An example of policy set at access node 300 is the configuration of wireless connections. Channel availability and maximum power levels for 802.11 channels vary by country. As an example, a portion of the 5 GHZ spectrum is available for 802.11 use in the United States, but not in some other countries. Channel availability in the 2.4 GHz spectrum for 802.11 use, and maximum transmit power level, also varies from country to country. In such a case, the location of access node 300 is used to establish the wireless configuration for wireless network interface 360 of FIG. 2.
For policy settings such as those with keen regulatory aspects, such as wireless operation, it is useful to define a default state for access node 300, in which that aspect of access node operation is restricted until and unless location-based policy is provided.
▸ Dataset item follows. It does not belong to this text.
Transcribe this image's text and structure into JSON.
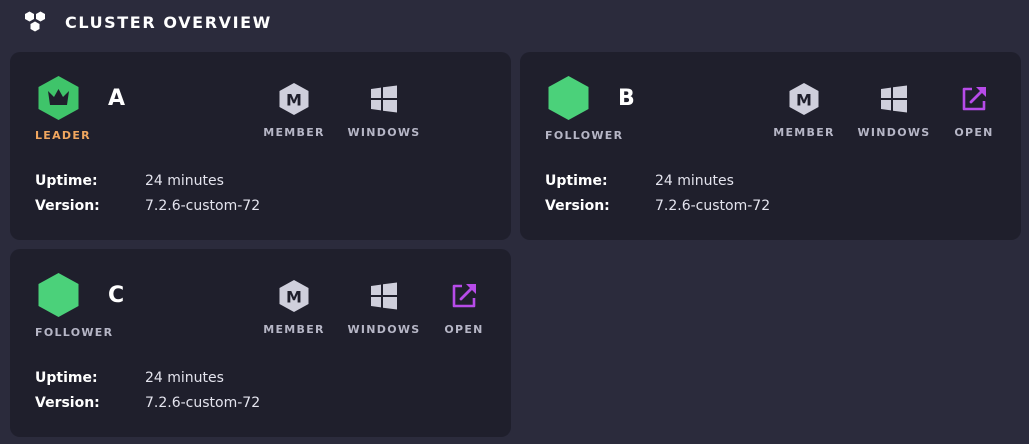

In the case of wireless operation, it may be useful to have this default state as prohibiting or greatly restricting wireless access until location-based policy may be established.
An example of policy set at controller 110 involves access to services. Corporate data protection policies, for example, may restrict access to certain classes of information to users within a certain country. If an access node 300 identifies itself as being in a different country, controller 110 would impose access rules prohibiting access to such restricted databases. Other examples include but are not limited to resources such as DNS servers, mail servers, print servers, and the like.
Configuration of split tunnel capabilities at node 300 are an additional example of policy, determining what sets of requests will be tunneled back to controller 110, and which will be routed to the local internet.
It may be desirable for controller 110 to be able to update the databases, policy, and default policy settings stored at node 300. Such updates may be delivered using the same mechanisms used to update other software stored in memory hierarchy 408. In one embodiment, such updates are cryptographically signed, and the signatures verified at node 300, to detect possible transmission errors, and to provide some protection against meddlers.
While the invention has been described in terms of several embodiments, the invention should not be limited to only those embodiments described, but can be practiced with modification and alteration within the spirit and scope of the appended claims. The description is this to be regarded as illustrative rather than limiting.
Patent applications by Robert T. Martin, Cupertino, CA US
Patent applications by ARUBA NETWORKS, INC.
Patent applications in class POLICY
Patent applications in all subclasses POLICY